By lunch time it had swung more off shore and catching waves was getting ever more difficult. I gave up as did many of the Flies but Minger was still sailing as the log jam in the car park gradually unwound and the light started to fade.

It was great to see many old friends back again. Sean amazed us with both his sailing and his cooking. He would bring out a range, table, seats etc and cook for the masses. Frankly we wouldn't have been surprised if he produced silver service and a crop of Latvian waitresses on the beach.

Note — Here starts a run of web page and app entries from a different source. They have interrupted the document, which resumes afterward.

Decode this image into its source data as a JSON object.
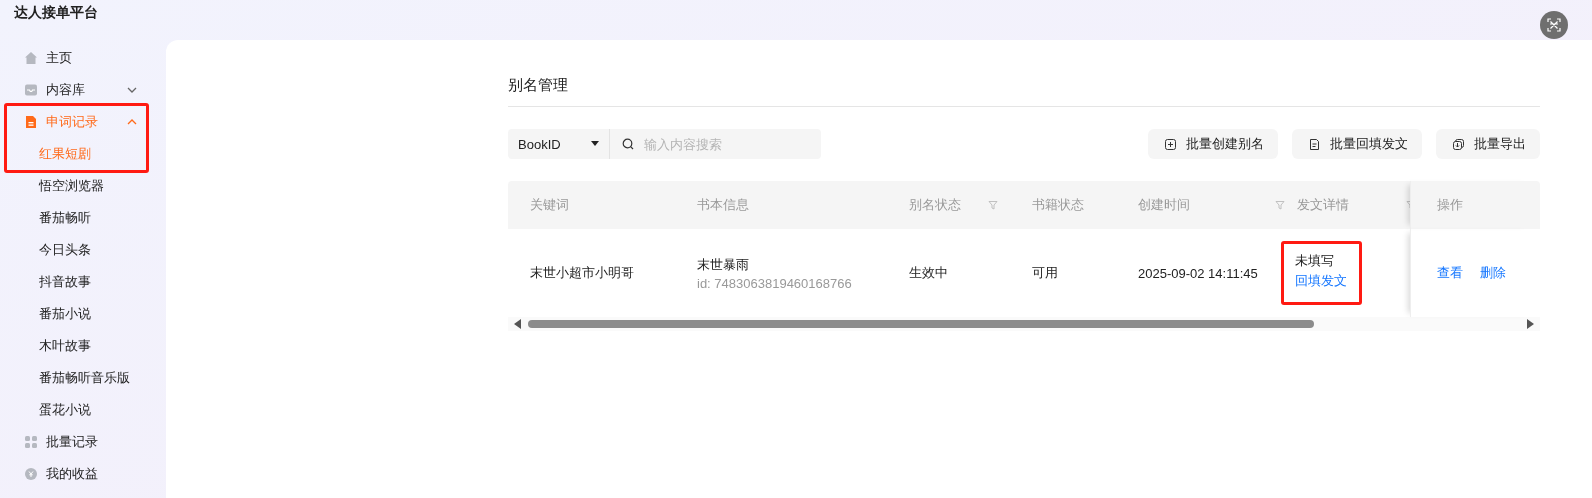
{
  "app_title": "达人接单平台",
  "sidebar": {
    "items": [
      {
        "kind": "link",
        "label": "主页",
        "selected": false
      },
      {
        "kind": "group",
        "label": "内容库",
        "expanded": false,
        "selected": false,
        "highlighted": false
      },
      {
        "kind": "group",
        "label": "申词记录",
        "expanded": true,
        "selected": true,
        "highlighted": true,
        "children": [
          {
            "label": "红果短剧",
            "selected": true
          },
          {
            "label": "悟空浏览器",
            "selected": false
          },
          {
            "label": "番茄畅听",
            "selected": false
          },
          {
            "label": "今日头条",
            "selected": false
          },
          {
            "label": "抖音故事",
            "selected": false
          },
          {
            "label": "番茄小说",
            "selected": false
          },
          {
            "label": "木叶故事",
            "selected": false
          },
          {
            "label": "番茄畅听音乐版",
            "selected": false
          },
          {
            "label": "蛋花小说",
            "selected": false
          }
        ]
      },
      {
        "kind": "link",
        "label": "批量记录",
        "selected": false
      },
      {
        "kind": "link",
        "label": "我的收益",
        "selected": false
      }
    ]
  },
  "page_title": "别名管理",
  "search": {
    "field_type": "BookID",
    "placeholder": "输入内容搜索"
  },
  "actions": [
    {
      "label": "批量创建别名"
    },
    {
      "label": "批量回填发文"
    },
    {
      "label": "批量导出"
    }
  ],
  "table": {
    "columns": [
      {
        "label": "关键词",
        "filter": false
      },
      {
        "label": "书本信息",
        "filter": false
      },
      {
        "label": "别名状态",
        "filter": true
      },
      {
        "label": "书籍状态",
        "filter": false
      },
      {
        "label": "创建时间",
        "filter": true
      },
      {
        "label": "发文详情",
        "filter": true
      },
      {
        "label": "操作",
        "filter": false
      }
    ],
    "rows": [
      {
        "keyword": "末世小超市小明哥",
        "book_title": "末世暴雨",
        "book_id": "id: 7483063819460168766",
        "alias_status": "生效中",
        "book_status": "可用",
        "created": "2025-09-02 14:11:45",
        "post_status": "未填写",
        "post_link": "回填发文",
        "post_highlighted": true,
        "actions": [
          "查看",
          "删除"
        ]
      }
    ]
  }
}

Steve had to take the prize for the most improved windsurfer during the course. From tentatively surfing in small waves he ended up riding everything in sight. Mind you it's going to cost him as he left with a huge list of new kit he's now going to buy. His sons Ollie and Ben had a ball competing with each other in the waves. However for most of us the real highlight was Ben and Jack doubling up on a SUP as a giant surfboard. They would both lie in the board (no paddles) and paddle it out and the somehow get it into a wave and ride it in with one in front of the other. It looks like a tandem windsurfer with the rigs somehow airbrushed out. Fabulous when it worked (briefly) but really funny when it didn't.


On the windy Saturday the 3 boys (and mind my ankle Cormac) started going for loops. And in about one foot of water. It sure was windy enough but how they didn't wreck themselves we just don't know. What we do know is that the video footage was hugely funny.  This included mid air attempts to run and starfish face plants.


Their friend Emily improved immensely from last year and was to be seen riding a load of waves and now in the straps as she did so. Mind you, her record for securing her boards on roof rack isn't the best....


Simon and Garfunkel (in reality Simon and John but Simon looks so like he's about to burst into Bridge over Troubled Water) had some great sails and surfs. One of John's wave rides at Dooeys was so good that Phil just stopped in mid sentence and pointed at it.


Rather confusingly we had two Jans, father and son, along with Monika. Jan's sailing was exceptional- but I will not say which Jan I am referring to.

We also had a third father and son with Joe and Seb. Another case of a really good son sailor.

Michael and Cormac are two stalwarts of the wave course. Michael enjoyed some good waves but didn't get as much time on the water as some as he doesn't do SUPs. Mind you, after the way my arms felt after some of the paddling, he may have a point. Cormac of course sailed brilliantly while never ever seeming to be hurried about anything. It was nice to see him enjoying what might be his last wave sailing - he gets married next year...

Andrew too had some great sails and enjoyed the bachelor life shacked up in a rented house with Cormac.

And then of course there were the ever present Ming and Lord. Well somebody has to drink 19 pints of Guinness every night and somebody has to slag off all of the windsurfers. We didn't find it too difficult to divide these tasks between us.


So ends another great wave course. For those of you who weren't there, you missed out. But Morocco and then Donegal beckon for 2018. So don't miss out again! There are no flies on us…

Acknowledging that most photographs were of course by Phil and Danielle of Getwindsurfing.